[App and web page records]
++++++
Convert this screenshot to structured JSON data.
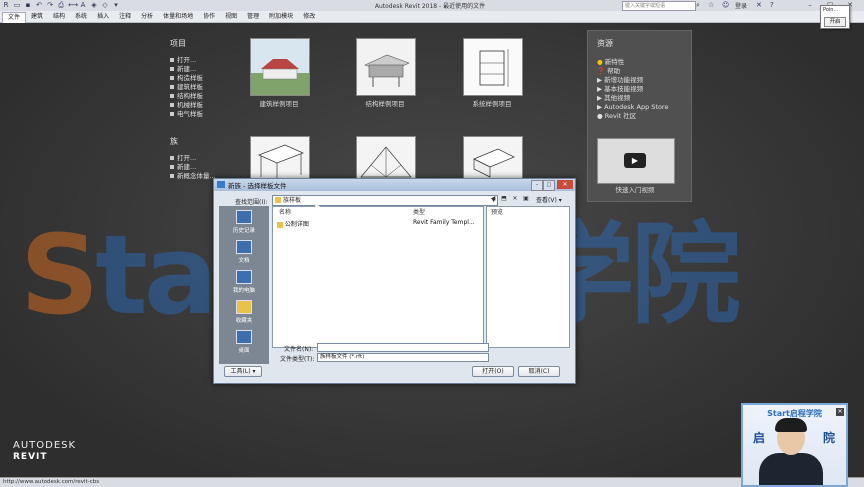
{
  "window": {
    "title": "Autodesk Revit 2018 -",
    "subtitle": "最近使用的文件",
    "search_placeholder": "键入关键字或短语",
    "signin": "登录"
  },
  "ribbon": {
    "tabs": [
      "建筑",
      "结构",
      "系统",
      "插入",
      "注释",
      "分析",
      "体量和场地",
      "协作",
      "视图",
      "管理",
      "附加模块",
      "修改"
    ],
    "file_tab": "文件"
  },
  "start": {
    "projects_heading": "项目",
    "project_links": [
      "打开...",
      "新建...",
      "构造样板",
      "建筑样板",
      "结构样板",
      "机械样板",
      "电气样板"
    ],
    "families_heading": "族",
    "family_links": [
      "打开...",
      "新建...",
      "新概念体量..."
    ],
    "project_samples": [
      "建筑样例项目",
      "结构样例项目",
      "系统样例项目"
    ],
    "resources_heading": "资源",
    "resource_links": [
      "新特性",
      "帮助",
      "新增功能视频",
      "基本技能视频",
      "其他视频",
      "Autodesk App Store",
      "Revit 社区"
    ],
    "video_label": "快速入门视频"
  },
  "popup": {
    "title": "Poin...",
    "button": "开启"
  },
  "watermark": {
    "text_a": "S",
    "text_b": "tart启程学院"
  },
  "logo": {
    "line1": "AUTODESK",
    "line2": "REVIT"
  },
  "status": {
    "text": "http://www.autodesk.com/revit-cbs"
  },
  "dialog": {
    "title": "新族 - 选择样板文件",
    "lookin_label": "查找范围(I):",
    "lookin_value": "族样板",
    "preview_label": "预览",
    "places": [
      "历史记录",
      "文档",
      "我的电脑",
      "收藏夹",
      "桌面"
    ],
    "columns": {
      "name": "名称",
      "type": "类型"
    },
    "files": [
      {
        "name": "公制详图",
        "type": "Revit Family Templ..."
      }
    ],
    "filename_label": "文件名(N):",
    "filename_value": "",
    "filetype_label": "文件类型(T):",
    "filetype_value": "族样板文件 (*.rft)",
    "tools": "工具(L)",
    "open": "打开(O)",
    "cancel": "取消(C)",
    "views": "查看(V)"
  },
  "webcam": {
    "banner": "Start启程学院",
    "c1": "启",
    "c2": "院"
  }
}
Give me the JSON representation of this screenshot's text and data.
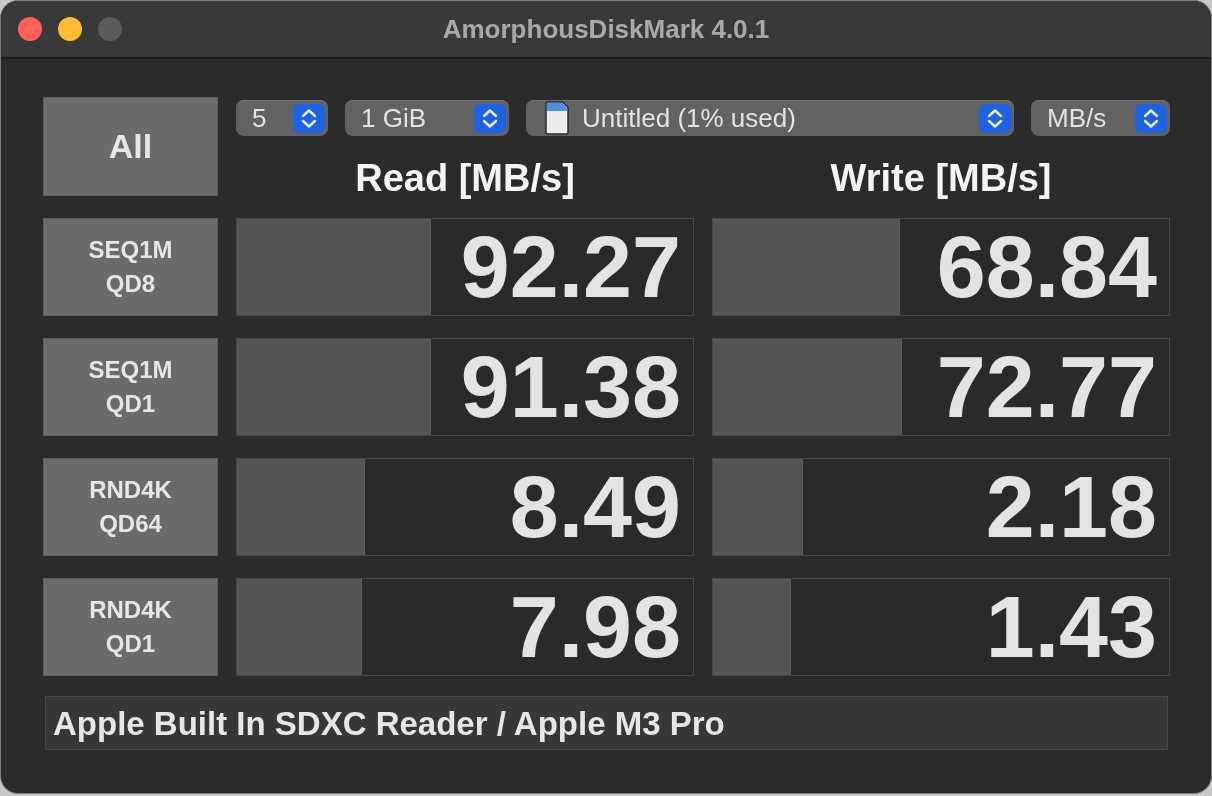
{
  "window": {
    "title": "AmorphousDiskMark 4.0.1",
    "traffic_lights": [
      {
        "kind": "close",
        "disabled": false
      },
      {
        "kind": "minimize",
        "disabled": false
      },
      {
        "kind": "zoom",
        "disabled": true
      }
    ]
  },
  "all_button": {
    "label": "All"
  },
  "selectors": [
    {
      "kind": "count",
      "value": "5"
    },
    {
      "kind": "size",
      "value": "1 GiB"
    },
    {
      "kind": "drive",
      "value": "Untitled (1% used)"
    },
    {
      "kind": "unit",
      "value": "MB/s"
    }
  ],
  "columns": [
    {
      "heading": "Read [MB/s]"
    },
    {
      "heading": "Write [MB/s]"
    }
  ],
  "tests": [
    {
      "name": "SEQ1M",
      "queue": "QD8",
      "read": {
        "value": "92.27",
        "level": 0.425
      },
      "write": {
        "value": "68.84",
        "level": 0.41
      }
    },
    {
      "name": "SEQ1M",
      "queue": "QD1",
      "read": {
        "value": "91.38",
        "level": 0.425
      },
      "write": {
        "value": "72.77",
        "level": 0.415
      }
    },
    {
      "name": "RND4K",
      "queue": "QD64",
      "read": {
        "value": "8.49",
        "level": 0.28
      },
      "write": {
        "value": "2.18",
        "level": 0.197
      }
    },
    {
      "name": "RND4K",
      "queue": "QD1",
      "read": {
        "value": "7.98",
        "level": 0.275
      },
      "write": {
        "value": "1.43",
        "level": 0.171
      }
    }
  ],
  "status_bar": {
    "text": "Apple Built In SDXC Reader / Apple M3 Pro"
  }
}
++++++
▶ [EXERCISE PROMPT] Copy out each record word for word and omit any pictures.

▶ [WRITTEN SOLUTION]
Convert this screenshot to structured JSON data.
{
  "window": {
    "title": "Autodesk Revit 2018 -",
    "subtitle": "最近使用的文件",
    "search_placeholder": "键入关键字或短语",
    "signin": "登录"
  },
  "ribbon": {
    "tabs": [
      "建筑",
      "结构",
      "系统",
      "插入",
      "注释",
      "分析",
      "体量和场地",
      "协作",
      "视图",
      "管理",
      "附加模块",
      "修改"
    ],
    "file_tab": "文件"
  },
  "start": {
    "projects_heading": "项目",
    "project_links": [
      "打开...",
      "新建...",
      "构造样板",
      "建筑样板",
      "结构样板",
      "机械样板",
      "电气样板"
    ],
    "families_heading": "族",
    "family_links": [
      "打开...",
      "新建...",
      "新概念体量..."
    ],
    "project_samples": [
      "建筑样例项目",
      "结构样例项目",
      "系统样例项目"
    ],
    "resources_heading": "资源",
    "resource_links": [
      "新特性",
      "帮助",
      "新增功能视频",
      "基本技能视频",
      "其他视频",
      "Autodesk App Store",
      "Revit 社区"
    ],
    "video_label": "快速入门视频"
  },
  "popup": {
    "title": "Poin...",
    "button": "开启"
  },
  "watermark": {
    "text_a": "S",
    "text_b": "tart启程学院"
  },
  "logo": {
    "line1": "AUTODESK",
    "line2": "REVIT"
  },
  "status": {
    "text": "http://www.autodesk.com/revit-cbs"
  },
  "dialog": {
    "title": "新族 - 选择样板文件",
    "lookin_label": "查找范围(I):",
    "lookin_value": "族样板",
    "preview_label": "预览",
    "places": [
      "历史记录",
      "文档",
      "我的电脑",
      "收藏夹",
      "桌面"
    ],
    "columns": {
      "name": "名称",
      "type": "类型"
    },
    "files": [
      {
        "name": "公制详图",
        "type": "Revit Family Templ..."
      }
    ],
    "filename_label": "文件名(N):",
    "filename_value": "",
    "filetype_label": "文件类型(T):",
    "filetype_value": "族样板文件 (*.rft)",
    "tools": "工具(L)",
    "open": "打开(O)",
    "cancel": "取消(C)",
    "views": "查看(V)"
  },
  "webcam": {
    "banner": "Start启程学院",
    "c1": "启",
    "c2": "院"
  }
}
Give me the JSON representation of this screenshot's text and data.
{
  "window": {
    "title": "AmorphousDiskMark 4.0.1",
    "traffic_lights": [
      {
        "kind": "close",
        "disabled": false
      },
      {
        "kind": "minimize",
        "disabled": false
      },
      {
        "kind": "zoom",
        "disabled": true
      }
    ]
  },
  "all_button": {
    "label": "All"
  },
  "selectors": [
    {
      "kind": "count",
      "value": "5"
    },
    {
      "kind": "size",
      "value": "1 GiB"
    },
    {
      "kind": "drive",
      "value": "Untitled (1% used)"
    },
    {
      "kind": "unit",
      "value": "MB/s"
    }
  ],
  "columns": [
    {
      "heading": "Read [MB/s]"
    },
    {
      "heading": "Write [MB/s]"
    }
  ],
  "tests": [
    {
      "name": "SEQ1M",
      "queue": "QD8",
      "read": {
        "value": "92.27",
        "level": 0.425
      },
      "write": {
        "value": "68.84",
        "level": 0.41
      }
    },
    {
      "name": "SEQ1M",
      "queue": "QD1",
      "read": {
        "value": "91.38",
        "level": 0.425
      },
      "write": {
        "value": "72.77",
        "level": 0.415
      }
    },
    {
      "name": "RND4K",
      "queue": "QD64",
      "read": {
        "value": "8.49",
        "level": 0.28
      },
      "write": {
        "value": "2.18",
        "level": 0.197
      }
    },
    {
      "name": "RND4K",
      "queue": "QD1",
      "read": {
        "value": "7.98",
        "level": 0.275
      },
      "write": {
        "value": "1.43",
        "level": 0.171
      }
    }
  ],
  "status_bar": {
    "text": "Apple Built In SDXC Reader / Apple M3 Pro"
  }
}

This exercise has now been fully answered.